Melting the wax and wicking the candle
Make the very best candles using these basics. Check the temperature that your mould will tolerate; choose your wax, colour and fragrance and you are ready to start...
All waxes are melted this same way as the water protects it from over-heating.
Using a double saucepan is not only the CLASSIC way to melt candle wax, but the safest method.
Begin collecting all sorts of tins and old pots that can be your wax pots.
Of course for starters small tins are great, they only take 10 minutes to melt and you can make your first candle.
You can even purchase pouring pots at grocery stores that have a capacity of about 500gm, with a lip and a handle.
These can sit in the water, make a very convenient wax pot for small quantities.
These tins of wax sit in larger saucepans or soup pots filled with water.
- Melt your wax mixture as in the previous project.
- Prepare the mould – feed the wick through the hole at the top of the mould, then push the skewer through the wick at the other end. As the bamboo lies across the base of the mould, tighten and secure the wick at the top with a blob of re-useable adhesive (‘Blue-Tack’ or other). Trim the wick to about 2cm.
- Sit the mould in the box and level it
- Fill the ladle/tea pot with wax and pour into the mould
- As the top forms over, break it with a skewer, and refill as the level drops.
- Paraffin wax contracts a great deal as it cools, so break the surface and refill regularly through the day as required.

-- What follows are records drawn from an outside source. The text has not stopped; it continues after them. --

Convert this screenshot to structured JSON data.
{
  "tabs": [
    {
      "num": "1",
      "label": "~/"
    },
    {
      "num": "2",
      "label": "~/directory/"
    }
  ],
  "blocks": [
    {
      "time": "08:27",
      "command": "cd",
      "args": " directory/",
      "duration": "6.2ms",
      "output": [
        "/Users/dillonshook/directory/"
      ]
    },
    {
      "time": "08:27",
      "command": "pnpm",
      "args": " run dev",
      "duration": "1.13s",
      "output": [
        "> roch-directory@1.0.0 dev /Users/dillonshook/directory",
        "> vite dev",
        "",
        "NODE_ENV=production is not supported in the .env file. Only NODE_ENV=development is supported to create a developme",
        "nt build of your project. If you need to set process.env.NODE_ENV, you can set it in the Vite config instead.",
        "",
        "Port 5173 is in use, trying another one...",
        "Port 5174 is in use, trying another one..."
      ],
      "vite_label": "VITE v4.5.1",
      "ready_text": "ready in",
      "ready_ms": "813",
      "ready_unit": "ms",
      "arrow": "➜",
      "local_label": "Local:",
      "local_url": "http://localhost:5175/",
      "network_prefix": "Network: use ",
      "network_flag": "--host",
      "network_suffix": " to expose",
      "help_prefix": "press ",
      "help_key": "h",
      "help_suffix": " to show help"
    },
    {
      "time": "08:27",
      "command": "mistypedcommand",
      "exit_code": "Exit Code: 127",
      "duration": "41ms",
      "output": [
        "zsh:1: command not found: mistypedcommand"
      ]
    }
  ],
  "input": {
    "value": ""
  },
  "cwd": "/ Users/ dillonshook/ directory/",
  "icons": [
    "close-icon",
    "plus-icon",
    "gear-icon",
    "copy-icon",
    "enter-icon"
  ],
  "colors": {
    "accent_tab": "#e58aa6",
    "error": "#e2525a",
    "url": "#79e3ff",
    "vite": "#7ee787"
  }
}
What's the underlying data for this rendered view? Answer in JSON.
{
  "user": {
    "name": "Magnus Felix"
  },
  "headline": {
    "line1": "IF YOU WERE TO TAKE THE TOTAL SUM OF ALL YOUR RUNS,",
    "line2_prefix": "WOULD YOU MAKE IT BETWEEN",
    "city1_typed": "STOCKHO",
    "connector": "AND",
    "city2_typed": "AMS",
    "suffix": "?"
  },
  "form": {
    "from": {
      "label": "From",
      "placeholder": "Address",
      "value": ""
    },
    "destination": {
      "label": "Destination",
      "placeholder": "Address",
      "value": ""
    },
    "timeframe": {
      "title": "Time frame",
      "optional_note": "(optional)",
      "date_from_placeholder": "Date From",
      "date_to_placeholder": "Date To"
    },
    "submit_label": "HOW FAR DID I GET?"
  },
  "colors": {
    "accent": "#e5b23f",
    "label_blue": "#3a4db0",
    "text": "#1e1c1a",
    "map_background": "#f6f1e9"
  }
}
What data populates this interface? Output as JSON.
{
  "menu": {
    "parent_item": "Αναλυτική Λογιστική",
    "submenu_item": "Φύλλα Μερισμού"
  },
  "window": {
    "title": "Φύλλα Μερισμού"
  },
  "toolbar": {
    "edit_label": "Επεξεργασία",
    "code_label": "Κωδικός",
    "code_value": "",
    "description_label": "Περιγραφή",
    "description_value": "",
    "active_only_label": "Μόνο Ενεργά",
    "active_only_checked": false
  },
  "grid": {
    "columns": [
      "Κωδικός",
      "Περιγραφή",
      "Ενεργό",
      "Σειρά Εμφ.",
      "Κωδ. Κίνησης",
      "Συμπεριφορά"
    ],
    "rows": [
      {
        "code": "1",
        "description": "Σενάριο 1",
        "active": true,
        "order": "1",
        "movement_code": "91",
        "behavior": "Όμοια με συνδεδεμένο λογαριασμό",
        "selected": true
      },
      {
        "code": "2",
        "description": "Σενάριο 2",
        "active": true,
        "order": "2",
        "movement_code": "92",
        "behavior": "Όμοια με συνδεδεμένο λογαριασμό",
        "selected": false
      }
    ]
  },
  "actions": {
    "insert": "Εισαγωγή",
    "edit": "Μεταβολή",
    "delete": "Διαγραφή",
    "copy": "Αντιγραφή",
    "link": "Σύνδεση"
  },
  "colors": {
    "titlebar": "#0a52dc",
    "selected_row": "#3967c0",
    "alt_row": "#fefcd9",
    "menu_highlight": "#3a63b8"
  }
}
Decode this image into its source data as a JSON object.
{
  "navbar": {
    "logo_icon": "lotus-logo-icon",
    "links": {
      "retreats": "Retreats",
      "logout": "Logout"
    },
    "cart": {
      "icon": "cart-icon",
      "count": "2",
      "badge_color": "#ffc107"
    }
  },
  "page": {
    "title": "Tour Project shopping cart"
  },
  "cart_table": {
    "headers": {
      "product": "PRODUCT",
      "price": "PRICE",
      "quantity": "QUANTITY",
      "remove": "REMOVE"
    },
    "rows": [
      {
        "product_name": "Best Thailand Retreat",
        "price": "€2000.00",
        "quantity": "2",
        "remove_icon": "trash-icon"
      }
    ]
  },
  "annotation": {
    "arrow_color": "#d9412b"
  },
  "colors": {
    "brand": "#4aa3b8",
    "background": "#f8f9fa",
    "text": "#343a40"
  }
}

- Generally the candle will need to be left overnight to cool sufficiently, then have a final refill; trim off the skewer and flatten the base on a warm surface.
- NB: For palm wax, any wick peeping out from the blue-tack should also be covered.